  • Speaking to CNBC's "Squawk Box Asia", Rupert Hogg said the Hong Kong-based carrier's fleet has an almost equal number of Boeing and Airbus aircrafts — but does not fly the controversial 737 Max.
  • Hong Kong's aviation authorities also temporarily banned the popular planes with effect from Wednesday.
Cathay chief: We're trending in the 'right direction'

U.S. plane manufacturer Boeing has been mired in controversy since its 737 Max 8 operated by Ethiopian Airlines crashed minutes after takeoff on Sunday, killing all 157 people on board.

Despite recent safety concerns surrounding the 737 Max 8, Cathay Pacific's CEO said Thursday he was "very happy" with the Hong Kong-based carrier's Boeing fleet.

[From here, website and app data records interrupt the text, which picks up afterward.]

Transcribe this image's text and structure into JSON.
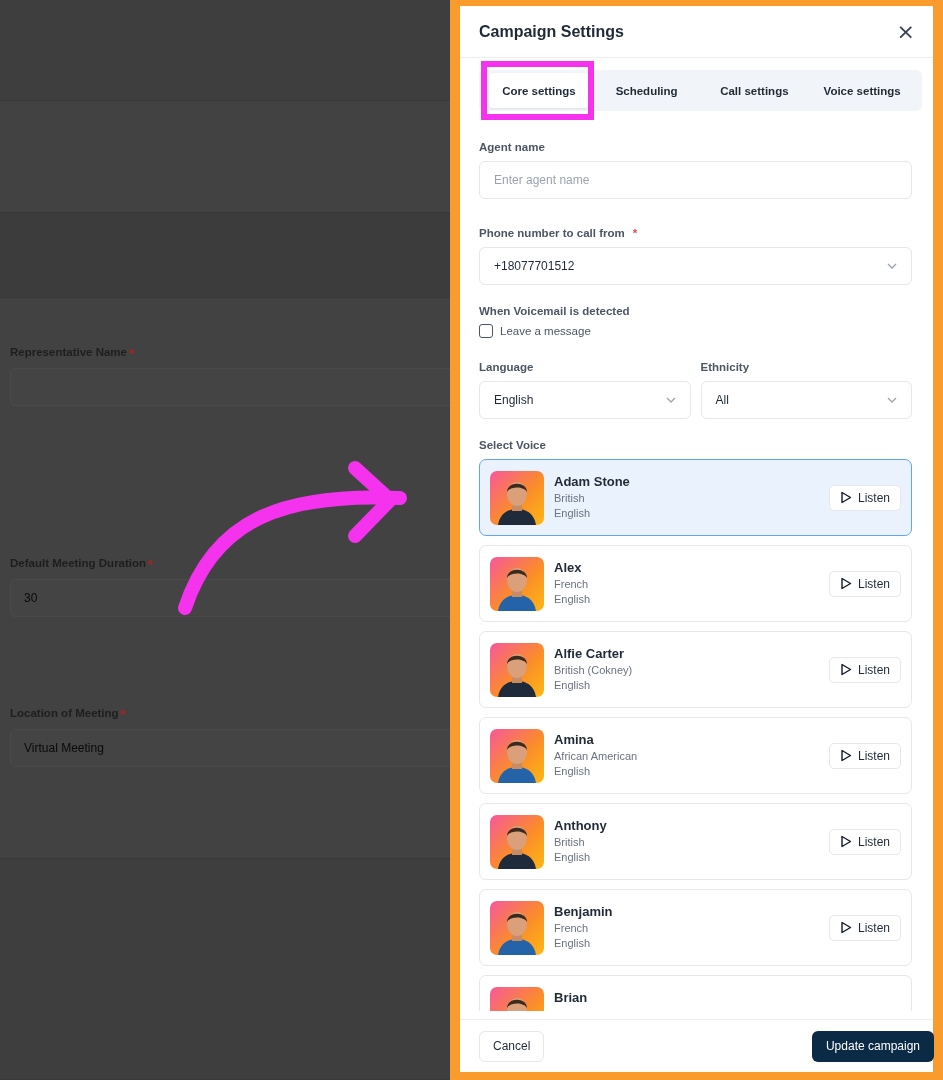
{
  "background_form": {
    "fields": [
      {
        "label": "Representative Name",
        "required_mark": "*"
      },
      {
        "label": "Default Meeting Duration",
        "required_mark": "*",
        "value": "30"
      },
      {
        "label": "Location of Meeting",
        "required_mark": "*",
        "value": "Virtual Meeting"
      }
    ]
  },
  "dialog": {
    "title": "Campaign Settings",
    "close": "×",
    "tabs": [
      {
        "label": "Core settings",
        "selected": true
      },
      {
        "label": "Scheduling",
        "selected": false
      },
      {
        "label": "Call settings",
        "selected": false
      },
      {
        "label": "Voice settings",
        "selected": false
      }
    ],
    "agent_name": {
      "label": "Agent name",
      "placeholder": "Enter agent name"
    },
    "phone": {
      "label": "Phone number to call from",
      "required_mark": "*",
      "value": "+18077701512"
    },
    "voicemail": {
      "label": "When Voicemail is detected",
      "option": "Leave a message",
      "checked": false
    },
    "language": {
      "label": "Language",
      "value": "English"
    },
    "ethnicity": {
      "label": "Ethnicity",
      "value": "All"
    },
    "voice_heading": "Select Voice",
    "voices": [
      {
        "name": "Adam Stone",
        "accent": "British",
        "language": "English",
        "listen": "Listen",
        "selected": true,
        "kind": "picture"
      },
      {
        "name": "Alex",
        "accent": "French",
        "language": "English",
        "listen": "Listen",
        "selected": false,
        "kind": "picture"
      },
      {
        "name": "Alfie Carter",
        "accent": "British (Cokney)",
        "language": "English",
        "listen": "Listen",
        "selected": false,
        "kind": "picture"
      },
      {
        "name": "Amina",
        "accent": "African American",
        "language": "English",
        "listen": "Listen",
        "selected": false,
        "kind": "picture"
      },
      {
        "name": "Anthony",
        "accent": "British",
        "language": "English",
        "listen": "Listen",
        "selected": false,
        "kind": "picture"
      },
      {
        "name": "Benjamin",
        "accent": "French",
        "language": "English",
        "listen": "Listen",
        "selected": false,
        "kind": "picture"
      },
      {
        "name": "Brian",
        "selected": false,
        "kind": "picture"
      }
    ],
    "footer": {
      "cancel": "Cancel",
      "submit": "Update campaign"
    }
  }
}
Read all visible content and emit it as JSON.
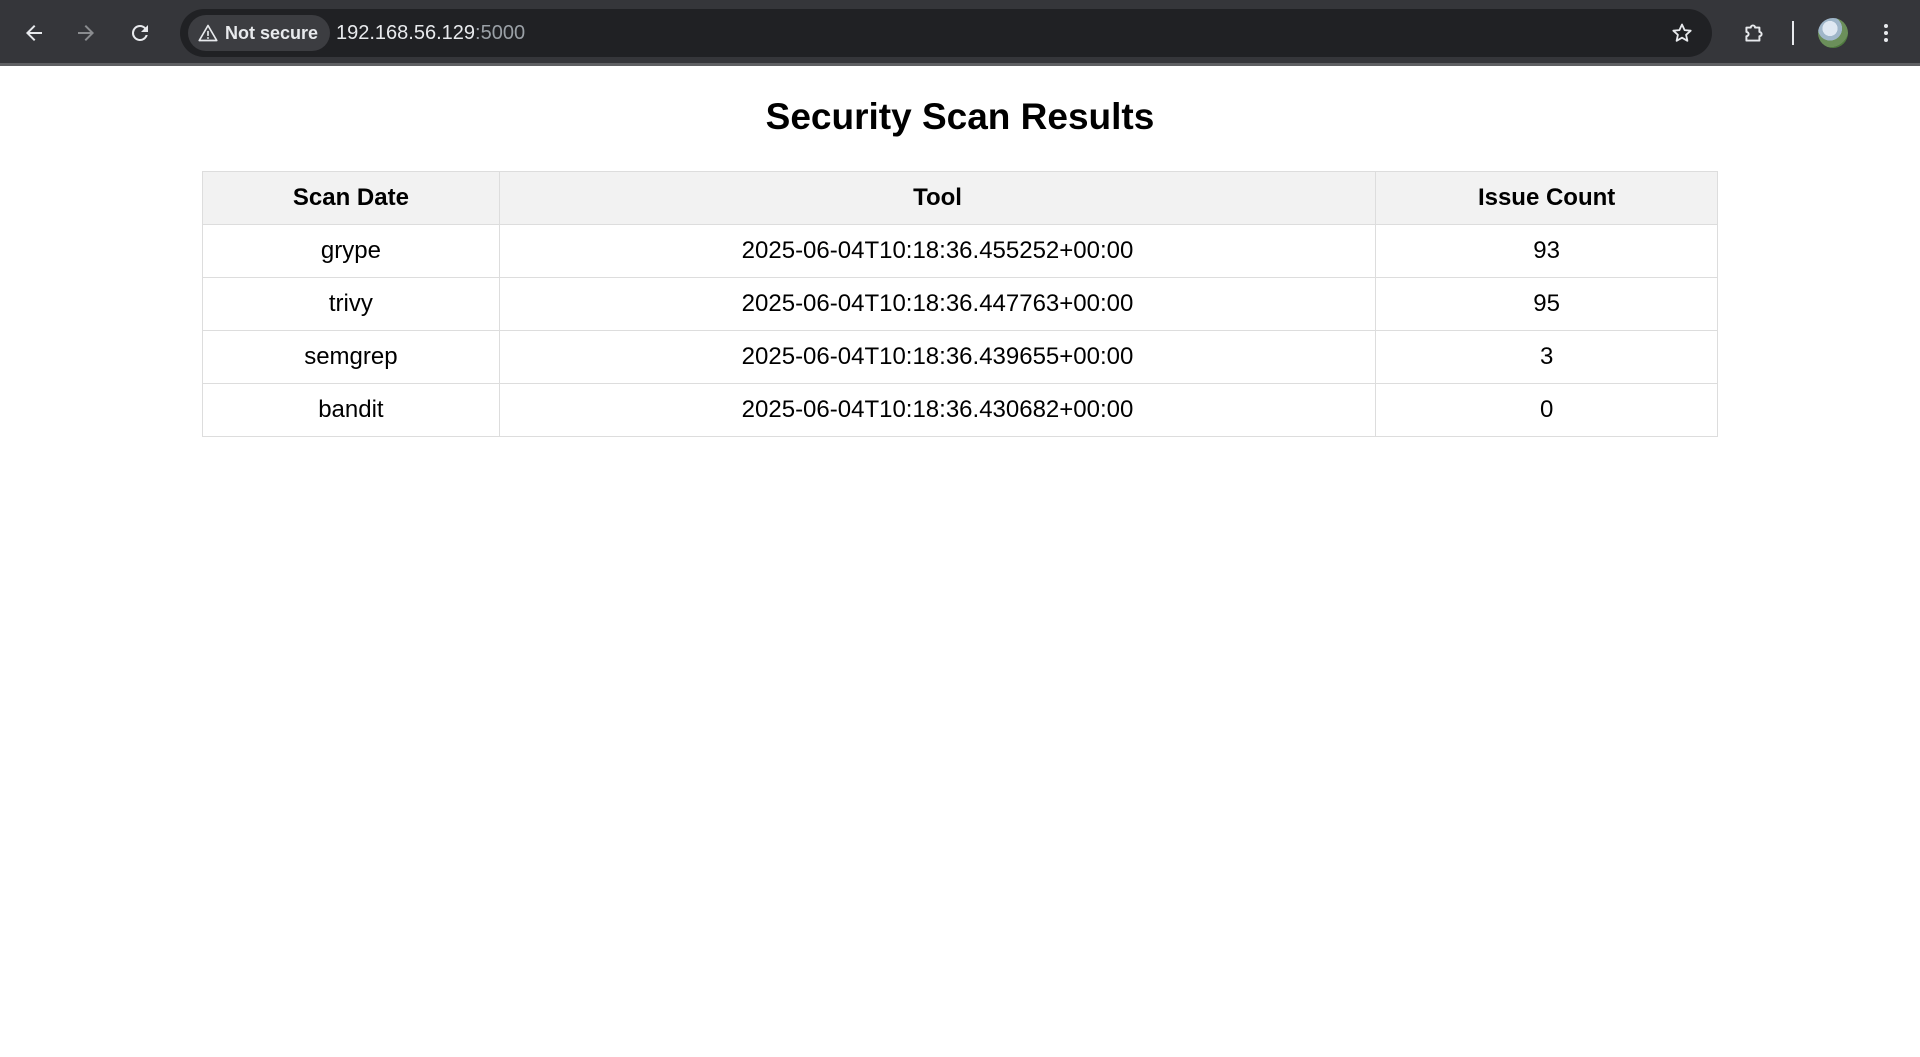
{
  "browser": {
    "security_label": "Not secure",
    "url_host": "192.168.56.129",
    "url_port": ":5000"
  },
  "page": {
    "title": "Security Scan Results",
    "table": {
      "headers": [
        "Scan Date",
        "Tool",
        "Issue Count"
      ],
      "rows": [
        [
          "grype",
          "2025-06-04T10:18:36.455252+00:00",
          "93"
        ],
        [
          "trivy",
          "2025-06-04T10:18:36.447763+00:00",
          "95"
        ],
        [
          "semgrep",
          "2025-06-04T10:18:36.439655+00:00",
          "3"
        ],
        [
          "bandit",
          "2025-06-04T10:18:36.430682+00:00",
          "0"
        ]
      ]
    }
  },
  "icons": {
    "back": "back-arrow-icon",
    "forward": "forward-arrow-icon",
    "reload": "reload-icon",
    "warning": "warning-triangle-icon",
    "bookmark": "star-icon",
    "extensions": "puzzle-icon",
    "profile": "avatar",
    "menu": "kebab-menu-icon"
  },
  "colors": {
    "toolbar": "#35363a",
    "omnibox": "#202124",
    "header_bg": "#f2f2f2",
    "border": "#dddddd"
  }
}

Speaking to CNBC's "Squawk Box Asia," Rupert Hogg said  "about 50-50" of the airline's fleet is made up of Boeing and Airbus planes — namely, the Boeing 777, Airbus A350 and A330. The airline does not fly the Boeing 737 Max.

"It is a tragedy, but we're very happy with both sets of aircraft that we have," Hogg said, in reference to Sunday's deadly crash.

The fatal accident involving Ethiopian Airlines flight 302 — which killed all 149 passengers and eight crew members — comes less than five months after the same model plane operated by Indonesia's Lion Air crashed shortly after taking off from Jakarta, killing all 189 on board.

A Boeing 777-367(ER) passenger plane belonging to the Cathay Pacific taking off at Hong Kong International Airport on August 08, 2018.
Marcio Rodrigo Machado | S3studio | Getty Images

From Europe to Asia to the United States, aviation regulators around the world have grounded fleets of the Boeing 737 Max, as airlines scrambled to calm travelers' nerves. The U.S. Federal Aviation Administration cited links between the two fatal accidents on Wednesday. 

Hong Kong's aviation authorities also temporarily banned the popular 737 Max planes with effect from Wednesday.

Amid the rising concerns, Hogg emphasized that "safety is the number one priority in our industry."

"The induction of any new aeroplane is part of a safety management system and a safety management plan, and it's very, very vigorous, and it starts very early on," he said.

For the new Boeing 777-9X that Cathay Pacific is planning to roll out as part of its future long-haul fleet, Hogg said the airline is "already in discussion on every aspect of that aircraft joining our fleet, with Boeing and others at the moment."